By the end of the fourth day we were in Dubai, Thursday, there was not much we hadn’t done. Had we had another day, I am not sure we could have filled it with meaningful activities.
So, anyway, as I was saying, Dubai was not really my type of city. Yeah, I do love huge buildings and stuff that is different from my normal life, and Dubai had that. But it was very much driven by money. Everything was so nice, and it had to be so nice. Or people probably would not go there. Very slick, very clean, ultra modern; this seemed to be the culture.
Yet, the city is in the Middle East, where the world began, where civilizations have risen and fallen, empires and people groups have flourished and then disappeared, and then reappeared. Dubai didn’t seem to fit in; the place didn’t seem to have character other than the glitter of its architecture and size of its buildings. It’s a super new city; oil was discovered there in the 1960’s, and so then the place started to take off. So it makes sense that we thought it difficult to experience Dubai’s culture. I think, actually, that we did experience its culture, but its culture is just not what I think of when I try to define the word “culture.”
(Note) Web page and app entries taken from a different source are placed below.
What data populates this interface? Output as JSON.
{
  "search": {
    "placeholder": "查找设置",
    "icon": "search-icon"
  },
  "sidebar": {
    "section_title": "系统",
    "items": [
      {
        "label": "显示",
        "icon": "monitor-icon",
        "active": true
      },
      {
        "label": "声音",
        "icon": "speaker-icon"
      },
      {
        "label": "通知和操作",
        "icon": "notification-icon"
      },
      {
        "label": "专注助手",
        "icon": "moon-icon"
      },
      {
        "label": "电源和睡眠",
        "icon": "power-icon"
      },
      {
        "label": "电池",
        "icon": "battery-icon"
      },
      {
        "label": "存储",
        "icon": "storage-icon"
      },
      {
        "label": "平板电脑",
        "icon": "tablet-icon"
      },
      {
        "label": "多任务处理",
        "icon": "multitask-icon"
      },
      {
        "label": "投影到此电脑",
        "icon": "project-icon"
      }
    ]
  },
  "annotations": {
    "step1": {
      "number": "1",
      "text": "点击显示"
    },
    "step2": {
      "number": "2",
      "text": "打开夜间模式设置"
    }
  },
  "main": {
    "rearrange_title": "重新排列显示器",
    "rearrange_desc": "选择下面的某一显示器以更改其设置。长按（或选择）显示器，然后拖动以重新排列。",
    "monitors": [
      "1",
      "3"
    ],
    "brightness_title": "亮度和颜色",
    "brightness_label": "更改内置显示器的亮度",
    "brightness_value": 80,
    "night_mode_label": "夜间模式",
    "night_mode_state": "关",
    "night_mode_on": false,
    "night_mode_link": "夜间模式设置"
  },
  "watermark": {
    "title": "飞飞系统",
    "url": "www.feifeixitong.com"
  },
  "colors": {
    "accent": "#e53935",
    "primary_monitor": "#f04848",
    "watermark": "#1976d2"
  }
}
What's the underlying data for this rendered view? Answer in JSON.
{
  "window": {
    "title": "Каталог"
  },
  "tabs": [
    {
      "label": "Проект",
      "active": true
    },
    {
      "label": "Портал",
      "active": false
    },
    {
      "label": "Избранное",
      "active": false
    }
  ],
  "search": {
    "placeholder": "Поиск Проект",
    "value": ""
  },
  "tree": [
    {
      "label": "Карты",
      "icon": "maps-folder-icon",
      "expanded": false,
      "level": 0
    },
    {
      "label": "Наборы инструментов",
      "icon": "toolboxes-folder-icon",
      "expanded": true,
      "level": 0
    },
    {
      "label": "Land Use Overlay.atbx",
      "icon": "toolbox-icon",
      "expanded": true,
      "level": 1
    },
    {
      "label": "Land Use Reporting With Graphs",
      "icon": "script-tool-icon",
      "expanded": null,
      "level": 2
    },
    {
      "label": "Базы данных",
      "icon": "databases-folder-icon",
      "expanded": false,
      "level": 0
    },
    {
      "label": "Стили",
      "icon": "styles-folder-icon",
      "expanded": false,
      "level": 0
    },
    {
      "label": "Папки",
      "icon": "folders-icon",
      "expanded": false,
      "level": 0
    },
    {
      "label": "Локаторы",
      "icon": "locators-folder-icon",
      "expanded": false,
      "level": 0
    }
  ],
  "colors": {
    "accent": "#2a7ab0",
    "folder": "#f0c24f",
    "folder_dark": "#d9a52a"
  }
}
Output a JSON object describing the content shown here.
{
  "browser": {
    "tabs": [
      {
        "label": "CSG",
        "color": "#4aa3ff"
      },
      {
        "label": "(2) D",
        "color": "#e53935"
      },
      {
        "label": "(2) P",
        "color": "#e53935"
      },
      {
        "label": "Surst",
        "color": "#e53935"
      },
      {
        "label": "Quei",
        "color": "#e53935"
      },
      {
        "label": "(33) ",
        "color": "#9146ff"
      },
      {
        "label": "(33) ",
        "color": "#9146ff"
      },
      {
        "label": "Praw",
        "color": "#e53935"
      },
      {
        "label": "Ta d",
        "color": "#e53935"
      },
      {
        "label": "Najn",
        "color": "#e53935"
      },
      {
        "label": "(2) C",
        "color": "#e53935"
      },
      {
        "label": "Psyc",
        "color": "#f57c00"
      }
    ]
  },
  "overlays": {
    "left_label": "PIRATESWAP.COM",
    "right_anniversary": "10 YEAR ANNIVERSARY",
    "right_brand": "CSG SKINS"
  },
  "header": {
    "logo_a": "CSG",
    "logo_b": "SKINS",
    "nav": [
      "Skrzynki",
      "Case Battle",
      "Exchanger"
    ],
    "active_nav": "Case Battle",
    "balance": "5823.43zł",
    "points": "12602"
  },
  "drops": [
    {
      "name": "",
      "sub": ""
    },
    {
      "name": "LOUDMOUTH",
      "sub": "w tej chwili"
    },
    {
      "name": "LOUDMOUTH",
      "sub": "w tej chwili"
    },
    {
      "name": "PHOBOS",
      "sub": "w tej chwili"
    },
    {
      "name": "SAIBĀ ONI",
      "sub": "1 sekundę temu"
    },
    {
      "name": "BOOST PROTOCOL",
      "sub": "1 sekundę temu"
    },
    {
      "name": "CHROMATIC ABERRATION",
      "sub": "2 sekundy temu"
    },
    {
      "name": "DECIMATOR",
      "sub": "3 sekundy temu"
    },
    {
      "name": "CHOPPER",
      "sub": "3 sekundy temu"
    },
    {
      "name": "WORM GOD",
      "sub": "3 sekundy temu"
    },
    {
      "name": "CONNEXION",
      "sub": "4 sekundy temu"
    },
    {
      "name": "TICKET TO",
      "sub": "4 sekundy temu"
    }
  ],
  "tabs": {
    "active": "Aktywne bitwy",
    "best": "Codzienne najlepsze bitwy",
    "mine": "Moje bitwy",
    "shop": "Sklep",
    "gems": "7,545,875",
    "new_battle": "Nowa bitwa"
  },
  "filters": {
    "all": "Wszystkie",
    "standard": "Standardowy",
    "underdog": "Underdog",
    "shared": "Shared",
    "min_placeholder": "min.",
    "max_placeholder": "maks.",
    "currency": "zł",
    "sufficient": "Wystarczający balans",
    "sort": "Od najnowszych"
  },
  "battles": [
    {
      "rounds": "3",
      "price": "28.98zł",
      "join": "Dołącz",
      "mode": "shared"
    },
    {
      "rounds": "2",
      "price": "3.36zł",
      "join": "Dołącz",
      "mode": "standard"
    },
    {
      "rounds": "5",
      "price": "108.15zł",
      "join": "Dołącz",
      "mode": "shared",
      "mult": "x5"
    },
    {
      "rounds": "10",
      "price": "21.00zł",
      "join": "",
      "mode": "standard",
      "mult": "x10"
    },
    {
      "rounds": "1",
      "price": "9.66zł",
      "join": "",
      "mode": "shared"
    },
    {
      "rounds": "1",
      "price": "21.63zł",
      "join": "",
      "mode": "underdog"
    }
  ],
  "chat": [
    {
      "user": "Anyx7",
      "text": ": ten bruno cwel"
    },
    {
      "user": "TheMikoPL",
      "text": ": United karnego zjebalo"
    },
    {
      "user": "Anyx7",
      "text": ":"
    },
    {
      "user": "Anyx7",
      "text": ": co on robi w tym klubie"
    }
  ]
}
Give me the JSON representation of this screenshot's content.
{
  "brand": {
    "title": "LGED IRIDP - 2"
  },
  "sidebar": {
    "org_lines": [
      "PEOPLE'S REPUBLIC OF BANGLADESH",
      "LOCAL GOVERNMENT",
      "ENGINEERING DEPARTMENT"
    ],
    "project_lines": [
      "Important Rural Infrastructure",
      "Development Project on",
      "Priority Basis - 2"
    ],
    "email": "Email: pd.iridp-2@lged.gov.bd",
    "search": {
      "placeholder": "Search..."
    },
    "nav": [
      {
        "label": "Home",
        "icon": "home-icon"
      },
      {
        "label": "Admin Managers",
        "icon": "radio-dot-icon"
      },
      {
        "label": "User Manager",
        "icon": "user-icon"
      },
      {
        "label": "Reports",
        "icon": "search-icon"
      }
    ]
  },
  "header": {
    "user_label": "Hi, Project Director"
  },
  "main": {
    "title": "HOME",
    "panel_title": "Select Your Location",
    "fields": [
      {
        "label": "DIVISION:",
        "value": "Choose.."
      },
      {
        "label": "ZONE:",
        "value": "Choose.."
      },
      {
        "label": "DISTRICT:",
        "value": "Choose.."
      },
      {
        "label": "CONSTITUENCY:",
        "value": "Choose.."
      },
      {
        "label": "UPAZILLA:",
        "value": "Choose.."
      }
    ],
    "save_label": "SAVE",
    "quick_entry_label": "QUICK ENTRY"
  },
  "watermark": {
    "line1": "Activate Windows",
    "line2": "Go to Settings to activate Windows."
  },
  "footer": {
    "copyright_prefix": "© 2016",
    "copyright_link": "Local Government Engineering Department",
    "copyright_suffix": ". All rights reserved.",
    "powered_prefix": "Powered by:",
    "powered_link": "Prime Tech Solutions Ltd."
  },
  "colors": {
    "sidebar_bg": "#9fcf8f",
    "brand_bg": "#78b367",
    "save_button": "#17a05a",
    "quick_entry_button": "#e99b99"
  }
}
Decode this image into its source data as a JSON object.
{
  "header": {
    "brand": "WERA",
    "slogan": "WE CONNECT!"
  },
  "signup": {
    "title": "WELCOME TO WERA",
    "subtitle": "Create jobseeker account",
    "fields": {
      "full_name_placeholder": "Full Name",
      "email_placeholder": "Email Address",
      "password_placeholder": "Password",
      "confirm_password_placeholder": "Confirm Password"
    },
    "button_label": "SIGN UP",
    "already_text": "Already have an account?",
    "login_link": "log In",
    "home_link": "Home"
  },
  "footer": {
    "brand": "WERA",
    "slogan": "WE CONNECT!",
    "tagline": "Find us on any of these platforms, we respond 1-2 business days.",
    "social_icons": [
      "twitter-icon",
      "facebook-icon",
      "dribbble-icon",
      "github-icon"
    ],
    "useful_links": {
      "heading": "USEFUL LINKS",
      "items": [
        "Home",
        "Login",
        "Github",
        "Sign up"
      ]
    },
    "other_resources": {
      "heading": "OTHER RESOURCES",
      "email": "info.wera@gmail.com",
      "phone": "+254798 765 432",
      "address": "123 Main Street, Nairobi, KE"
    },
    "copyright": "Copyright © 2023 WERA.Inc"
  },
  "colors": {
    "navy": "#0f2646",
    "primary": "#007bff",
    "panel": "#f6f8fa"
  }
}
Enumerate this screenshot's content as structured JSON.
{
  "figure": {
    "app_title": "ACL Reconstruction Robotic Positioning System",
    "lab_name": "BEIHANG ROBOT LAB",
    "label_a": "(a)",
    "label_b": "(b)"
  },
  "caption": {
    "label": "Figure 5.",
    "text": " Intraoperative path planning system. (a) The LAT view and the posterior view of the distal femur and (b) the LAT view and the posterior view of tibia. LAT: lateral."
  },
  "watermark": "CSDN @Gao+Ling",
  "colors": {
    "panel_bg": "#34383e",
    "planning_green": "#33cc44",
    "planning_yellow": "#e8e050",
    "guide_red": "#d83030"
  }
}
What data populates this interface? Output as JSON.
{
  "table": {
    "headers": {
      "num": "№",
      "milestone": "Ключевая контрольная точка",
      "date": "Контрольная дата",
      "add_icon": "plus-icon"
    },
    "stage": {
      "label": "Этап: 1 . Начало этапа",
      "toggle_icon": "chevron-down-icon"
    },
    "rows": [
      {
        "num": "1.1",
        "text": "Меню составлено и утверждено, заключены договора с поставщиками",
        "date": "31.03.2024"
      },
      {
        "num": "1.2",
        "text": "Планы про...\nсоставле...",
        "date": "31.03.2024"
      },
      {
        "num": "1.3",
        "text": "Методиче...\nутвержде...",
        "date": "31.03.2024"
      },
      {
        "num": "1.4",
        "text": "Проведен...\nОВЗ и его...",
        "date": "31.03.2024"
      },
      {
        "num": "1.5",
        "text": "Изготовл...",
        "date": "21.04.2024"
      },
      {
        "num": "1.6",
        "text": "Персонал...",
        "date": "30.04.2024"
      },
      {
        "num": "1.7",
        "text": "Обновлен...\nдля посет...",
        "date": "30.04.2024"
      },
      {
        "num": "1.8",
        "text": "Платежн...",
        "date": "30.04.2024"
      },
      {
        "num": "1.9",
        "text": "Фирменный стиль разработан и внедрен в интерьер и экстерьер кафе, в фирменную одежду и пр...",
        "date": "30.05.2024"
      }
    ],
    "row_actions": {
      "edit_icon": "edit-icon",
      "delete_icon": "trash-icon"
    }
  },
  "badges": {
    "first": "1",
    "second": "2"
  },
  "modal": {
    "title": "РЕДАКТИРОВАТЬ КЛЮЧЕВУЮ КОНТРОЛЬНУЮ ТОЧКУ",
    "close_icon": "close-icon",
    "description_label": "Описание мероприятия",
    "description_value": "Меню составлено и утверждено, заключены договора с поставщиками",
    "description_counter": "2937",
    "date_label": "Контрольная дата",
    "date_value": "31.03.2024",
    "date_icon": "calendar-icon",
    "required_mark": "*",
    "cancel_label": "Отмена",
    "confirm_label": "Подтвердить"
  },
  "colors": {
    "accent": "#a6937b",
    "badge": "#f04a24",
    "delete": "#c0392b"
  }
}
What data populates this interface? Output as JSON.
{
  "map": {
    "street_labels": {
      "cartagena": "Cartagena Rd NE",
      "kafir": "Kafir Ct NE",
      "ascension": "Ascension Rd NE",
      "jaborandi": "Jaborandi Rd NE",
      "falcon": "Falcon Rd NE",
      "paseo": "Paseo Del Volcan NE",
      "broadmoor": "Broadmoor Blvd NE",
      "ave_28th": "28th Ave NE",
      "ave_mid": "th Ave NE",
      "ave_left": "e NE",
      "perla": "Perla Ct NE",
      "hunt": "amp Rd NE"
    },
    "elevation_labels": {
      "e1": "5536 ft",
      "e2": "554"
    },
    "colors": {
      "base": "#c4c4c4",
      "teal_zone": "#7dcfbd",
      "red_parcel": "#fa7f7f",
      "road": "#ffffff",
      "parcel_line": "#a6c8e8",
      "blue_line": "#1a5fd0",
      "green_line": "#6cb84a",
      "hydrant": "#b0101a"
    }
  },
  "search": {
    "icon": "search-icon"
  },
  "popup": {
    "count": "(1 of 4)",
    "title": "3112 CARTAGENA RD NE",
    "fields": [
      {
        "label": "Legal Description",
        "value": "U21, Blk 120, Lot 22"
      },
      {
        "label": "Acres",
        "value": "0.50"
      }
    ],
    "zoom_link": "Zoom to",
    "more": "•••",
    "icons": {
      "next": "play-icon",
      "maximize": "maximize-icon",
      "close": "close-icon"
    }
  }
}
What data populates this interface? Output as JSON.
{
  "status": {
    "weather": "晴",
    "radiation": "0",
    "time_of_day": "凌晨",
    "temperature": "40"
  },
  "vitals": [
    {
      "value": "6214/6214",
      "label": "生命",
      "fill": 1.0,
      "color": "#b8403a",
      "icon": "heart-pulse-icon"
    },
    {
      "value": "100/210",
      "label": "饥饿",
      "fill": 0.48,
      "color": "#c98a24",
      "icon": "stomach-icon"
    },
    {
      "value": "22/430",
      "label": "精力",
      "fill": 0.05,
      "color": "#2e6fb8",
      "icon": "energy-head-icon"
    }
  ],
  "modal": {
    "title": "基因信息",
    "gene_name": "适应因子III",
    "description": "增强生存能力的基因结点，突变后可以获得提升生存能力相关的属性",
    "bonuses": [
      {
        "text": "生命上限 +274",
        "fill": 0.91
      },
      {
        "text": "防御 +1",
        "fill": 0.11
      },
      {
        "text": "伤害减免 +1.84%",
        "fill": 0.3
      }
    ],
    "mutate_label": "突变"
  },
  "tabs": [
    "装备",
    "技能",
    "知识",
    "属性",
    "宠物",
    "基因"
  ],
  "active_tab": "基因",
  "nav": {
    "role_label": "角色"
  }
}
Which doesn’t make it a bad place. It is just not my kind of place. And, all this is not to say that the trip itself was not super fun. As is most often the case, the people with whom I went – Ramon, Nallely – made the experience memorable. We laughed a lot, whether it was at random dudes yelling, “My passport! My passport? My passport!” at us on the plane in Beijing before we’d even taken off, or at old ladies on the escalator who didn’t understand that stopping at the top of the escalator is a stupid idea, or at unlucky taxi drivers who happened to pick us up. And deeper talks, too, believe it or not. Always better when we’re together.
Probably won’t go back there, but! It was the taste of the Middle East. It still beckons. There is a lot more to it than some new kid on the block. More depth, more history, more food. More, more, more. I’ll be back.